At the close of the twentieth century the United States was, by all accounts, among the most religious of modern Western nations. Pillars of Faith describes the diversity of tradition and the commonality of organizational strategy that characterize the more than 300,000 congregations in the United States, arguing that they provide the social bonds, spiritual traditions, and community connections that are vital to an increasingly diverse society.
Nancy Tatom Ammerman follows several traditions—Mainline Protestant, Conservative Protestant, African American Protestant, Catholic and Orthodox, Jewish, Sectarian, and other religions—as they establish discernible patterns of congregational life that fit their own history, tradition, and relationship to American society. Her methodologically sophisticated study balances survey research with interviews conducted with people from ninety-one different religious traditions and ethnographic observations that yield new information on many dimensions of American congregational life. Her book is the first to depict the complex resource base supporting American congregations, the enormous web of partners with whom congregations work, and the range of institutional patterns they exhibit.

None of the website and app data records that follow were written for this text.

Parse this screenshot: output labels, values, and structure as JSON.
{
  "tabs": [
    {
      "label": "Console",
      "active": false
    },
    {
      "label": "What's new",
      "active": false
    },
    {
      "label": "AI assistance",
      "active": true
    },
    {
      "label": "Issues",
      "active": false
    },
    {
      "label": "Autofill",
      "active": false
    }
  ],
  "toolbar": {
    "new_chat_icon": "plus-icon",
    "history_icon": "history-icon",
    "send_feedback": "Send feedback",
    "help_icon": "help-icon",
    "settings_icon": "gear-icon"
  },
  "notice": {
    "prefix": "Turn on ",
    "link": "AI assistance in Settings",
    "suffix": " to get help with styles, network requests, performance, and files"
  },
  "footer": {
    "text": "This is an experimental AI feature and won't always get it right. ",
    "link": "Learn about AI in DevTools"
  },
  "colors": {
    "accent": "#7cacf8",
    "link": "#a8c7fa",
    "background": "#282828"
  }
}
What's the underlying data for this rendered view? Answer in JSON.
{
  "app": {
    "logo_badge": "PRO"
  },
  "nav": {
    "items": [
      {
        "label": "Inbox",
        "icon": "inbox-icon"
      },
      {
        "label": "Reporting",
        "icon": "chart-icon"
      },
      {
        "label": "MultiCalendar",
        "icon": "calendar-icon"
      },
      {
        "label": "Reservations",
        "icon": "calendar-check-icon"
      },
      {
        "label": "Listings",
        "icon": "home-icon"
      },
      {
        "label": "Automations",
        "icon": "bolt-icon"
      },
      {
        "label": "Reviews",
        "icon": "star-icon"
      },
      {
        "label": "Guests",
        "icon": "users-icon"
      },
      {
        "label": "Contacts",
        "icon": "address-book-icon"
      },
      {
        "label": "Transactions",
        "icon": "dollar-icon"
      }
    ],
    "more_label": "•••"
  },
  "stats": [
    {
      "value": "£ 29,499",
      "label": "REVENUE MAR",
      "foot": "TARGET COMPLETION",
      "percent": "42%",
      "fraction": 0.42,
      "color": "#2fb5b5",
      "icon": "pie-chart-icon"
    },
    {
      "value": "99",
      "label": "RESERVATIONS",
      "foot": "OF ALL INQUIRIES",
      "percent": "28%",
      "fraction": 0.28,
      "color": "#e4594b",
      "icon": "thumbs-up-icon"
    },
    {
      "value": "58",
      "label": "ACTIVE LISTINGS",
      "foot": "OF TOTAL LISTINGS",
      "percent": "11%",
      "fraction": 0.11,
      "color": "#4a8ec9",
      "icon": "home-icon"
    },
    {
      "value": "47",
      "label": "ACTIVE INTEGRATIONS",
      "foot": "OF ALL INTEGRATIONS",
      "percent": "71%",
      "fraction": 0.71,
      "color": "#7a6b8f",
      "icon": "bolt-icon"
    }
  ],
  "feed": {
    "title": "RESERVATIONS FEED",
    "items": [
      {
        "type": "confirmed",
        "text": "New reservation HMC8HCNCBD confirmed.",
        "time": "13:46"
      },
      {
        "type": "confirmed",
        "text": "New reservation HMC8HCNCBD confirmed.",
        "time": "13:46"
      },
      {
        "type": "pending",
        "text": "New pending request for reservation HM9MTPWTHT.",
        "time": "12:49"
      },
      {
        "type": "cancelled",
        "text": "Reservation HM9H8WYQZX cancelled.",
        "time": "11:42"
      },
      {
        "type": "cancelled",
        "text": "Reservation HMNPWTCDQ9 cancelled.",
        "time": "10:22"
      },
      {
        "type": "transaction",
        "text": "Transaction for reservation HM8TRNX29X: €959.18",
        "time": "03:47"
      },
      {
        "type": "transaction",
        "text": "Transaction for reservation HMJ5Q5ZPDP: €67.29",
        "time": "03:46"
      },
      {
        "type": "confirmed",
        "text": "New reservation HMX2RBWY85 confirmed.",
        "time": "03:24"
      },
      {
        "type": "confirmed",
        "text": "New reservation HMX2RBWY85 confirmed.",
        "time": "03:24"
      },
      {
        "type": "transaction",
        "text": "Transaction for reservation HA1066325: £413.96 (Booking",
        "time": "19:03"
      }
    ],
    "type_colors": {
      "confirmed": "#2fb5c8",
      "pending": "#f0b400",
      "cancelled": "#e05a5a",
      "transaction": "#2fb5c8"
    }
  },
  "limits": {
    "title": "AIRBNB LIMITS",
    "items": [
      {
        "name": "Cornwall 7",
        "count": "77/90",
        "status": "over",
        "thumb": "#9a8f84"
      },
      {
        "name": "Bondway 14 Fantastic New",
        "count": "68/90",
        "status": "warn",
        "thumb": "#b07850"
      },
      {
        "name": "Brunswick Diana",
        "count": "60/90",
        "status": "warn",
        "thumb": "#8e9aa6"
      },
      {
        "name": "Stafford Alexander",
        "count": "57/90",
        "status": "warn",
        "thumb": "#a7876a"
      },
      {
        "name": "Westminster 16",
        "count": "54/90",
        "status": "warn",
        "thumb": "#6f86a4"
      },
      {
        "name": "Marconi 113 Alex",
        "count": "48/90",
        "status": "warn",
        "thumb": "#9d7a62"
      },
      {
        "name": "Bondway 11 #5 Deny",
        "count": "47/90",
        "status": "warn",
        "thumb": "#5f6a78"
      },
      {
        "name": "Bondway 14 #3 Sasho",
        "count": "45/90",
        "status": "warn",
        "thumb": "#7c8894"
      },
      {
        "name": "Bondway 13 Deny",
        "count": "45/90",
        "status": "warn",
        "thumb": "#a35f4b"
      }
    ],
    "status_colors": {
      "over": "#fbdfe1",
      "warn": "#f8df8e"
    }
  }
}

Contrary to many gloomy forecasts, Pillars of Faith: American Congregations and Their Partners argues that organized religion in the United States is robust and vigorous—and that it can handle the increasing demands of escalating diversity and mobility the future is sure to bring.